In other news, 83.6 percent of the county’s public schools (168 altogether) received 3-star to 5-star marks on Maryland’s new accountability system.

Eighty-four schools (55 elementary, 16 middle, nine high and three charter) received three stars. Seventy-five (61 elementary, five middle, four high and six charter) received four stars. Nine (seven elementary, one high and one charter) received five stars.

Read more on the audit at PGCPS’ site.


Fiasco as PGCPS system Accidentally Double-Pays Employees

113018+cash+in+wallet+shutterstock.jpgOkay, let’s say you work for either a large school district, local government, company or government…

That you had been getting pay stubs and direct deposit; however, for one pay period somehow you got several checks instead of a pay stub, AND you got a direct deposit, too.

Hence, you were over paid several times.

That this what happened at Prince George’s County Public Schools (PGCPS) system a few days ago. Bad news: You have to give the money back. For some; however, they appear to be keeping everything as others salivate.

Prince George’s County Public Schools accidentally double-paid all 18,000 employees who use direct deposit, a school district representative confirmed. Employees received the extra funds on Friday, according to an email.

“Many employees may or have observed multiple transactions on their banking accounts,” according to an email sent on behalf of Chief Financial Officer Michael Herbstman.

Herbstman urged employees not to spend the additional funds. Reversals of the payments will be made between Friday and Monday, depending on how the employees’ banks process the transactions.

Anyone who has already spent the extra money will owe it back to the school district by December 14th. Employees on social media responded differently. Their reports are reprinted below:

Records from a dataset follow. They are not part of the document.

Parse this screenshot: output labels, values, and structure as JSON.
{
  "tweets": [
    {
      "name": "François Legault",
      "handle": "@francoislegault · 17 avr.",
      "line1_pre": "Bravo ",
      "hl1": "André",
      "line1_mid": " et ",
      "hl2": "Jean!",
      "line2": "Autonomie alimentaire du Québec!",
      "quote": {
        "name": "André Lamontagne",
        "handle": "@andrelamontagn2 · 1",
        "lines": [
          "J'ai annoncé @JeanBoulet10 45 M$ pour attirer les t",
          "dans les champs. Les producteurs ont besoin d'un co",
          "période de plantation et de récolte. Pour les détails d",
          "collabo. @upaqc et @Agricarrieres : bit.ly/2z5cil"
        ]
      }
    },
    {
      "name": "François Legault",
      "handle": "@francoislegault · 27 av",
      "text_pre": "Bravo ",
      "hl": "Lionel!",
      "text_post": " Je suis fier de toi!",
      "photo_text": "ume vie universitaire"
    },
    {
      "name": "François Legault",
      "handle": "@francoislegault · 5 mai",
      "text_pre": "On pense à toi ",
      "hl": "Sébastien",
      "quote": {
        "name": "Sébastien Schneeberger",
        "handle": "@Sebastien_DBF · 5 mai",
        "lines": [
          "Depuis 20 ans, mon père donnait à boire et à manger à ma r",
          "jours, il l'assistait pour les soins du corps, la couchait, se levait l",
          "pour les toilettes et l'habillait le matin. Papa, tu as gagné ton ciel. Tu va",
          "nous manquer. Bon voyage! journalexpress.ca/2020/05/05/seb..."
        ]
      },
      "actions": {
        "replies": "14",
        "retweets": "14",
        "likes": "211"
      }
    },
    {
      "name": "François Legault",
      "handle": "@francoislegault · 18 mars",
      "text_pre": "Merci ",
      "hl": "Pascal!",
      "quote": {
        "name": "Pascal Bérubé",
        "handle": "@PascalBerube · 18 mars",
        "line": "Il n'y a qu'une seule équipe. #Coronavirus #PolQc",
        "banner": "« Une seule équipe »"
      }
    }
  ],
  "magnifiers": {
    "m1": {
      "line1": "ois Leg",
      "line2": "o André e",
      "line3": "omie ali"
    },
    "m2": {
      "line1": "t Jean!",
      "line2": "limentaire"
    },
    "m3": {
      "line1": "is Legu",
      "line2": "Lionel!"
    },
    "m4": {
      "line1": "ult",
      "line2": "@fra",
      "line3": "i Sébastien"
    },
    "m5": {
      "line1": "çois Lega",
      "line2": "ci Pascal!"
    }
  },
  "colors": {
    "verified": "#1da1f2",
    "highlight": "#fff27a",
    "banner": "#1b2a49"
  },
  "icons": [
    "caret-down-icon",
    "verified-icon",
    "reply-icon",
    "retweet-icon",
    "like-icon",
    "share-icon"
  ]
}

  • One stated … I had three transactions posted to my account yesterday, payroll deposit, payroll deposit, withdrawal in the amount of the payroll deposit.”
  • Another stated ……”Send a message to the CEO so she can hear about the disappointing way her teachers feel after she put out her happy message about the County Schools. We must speak up to her and the board to ensure them that WE the Teachers are feed up. We should have a strike vote to set the climate for the up coming negotiations to mandate good faith talks.”
  • Another read…….“They reversed mine immediately. But I’m wondering whether they’ll screw up next payday and keep my check. I just don’t trust them anymore. And I will walk the hell out of school very dramatically while Facebook living. 😂”
  • Another teacher said……”They took both. So I’m annoyed at on the 95th level of passivity to the 55th power of annoyance”
  • Another stated ……“I used to think that the folks at Sasscer were just incompetent. Now I believe that they screw up on purpose. When they screwed up my pay, I called them and they told me to call my union. My response was, “why would I call my union, they didn’t screw up, you did.” I’m convinced that they screw up to force the union to waste our staff time and resources on cleaning up their messes instead of organizing and responding to our members’ needs. It makes our members mad at us, and divided instead of unified and strong. Be angry, but be angry at the right people. There is only so much our staff can do when Sasscer is so F’d up.”
  • Another stated…… “They reversed the second direct deposit. My co-worker had THREE deposits and they have not reversed even one as of right now. We will see Monday what happens.”
  • Lastly…….”Corrupt at best. This was done on purpose I can bet on it. You won’t know until you review the previous consequences. Five years from now, this screw up might be something different on paper.”

It was not immediately clear why the error occurred. The allegations appear that it might be a strategy to pay off friends as part of culture of corruption which is currently in progress in the whole district. Others have speculated that there is a bigger scheme in progress to swindle the county system employees as part of wage, Theft schemes which are well known. The double pay has happened before in the past. The problem continues to grow. Sasscer sign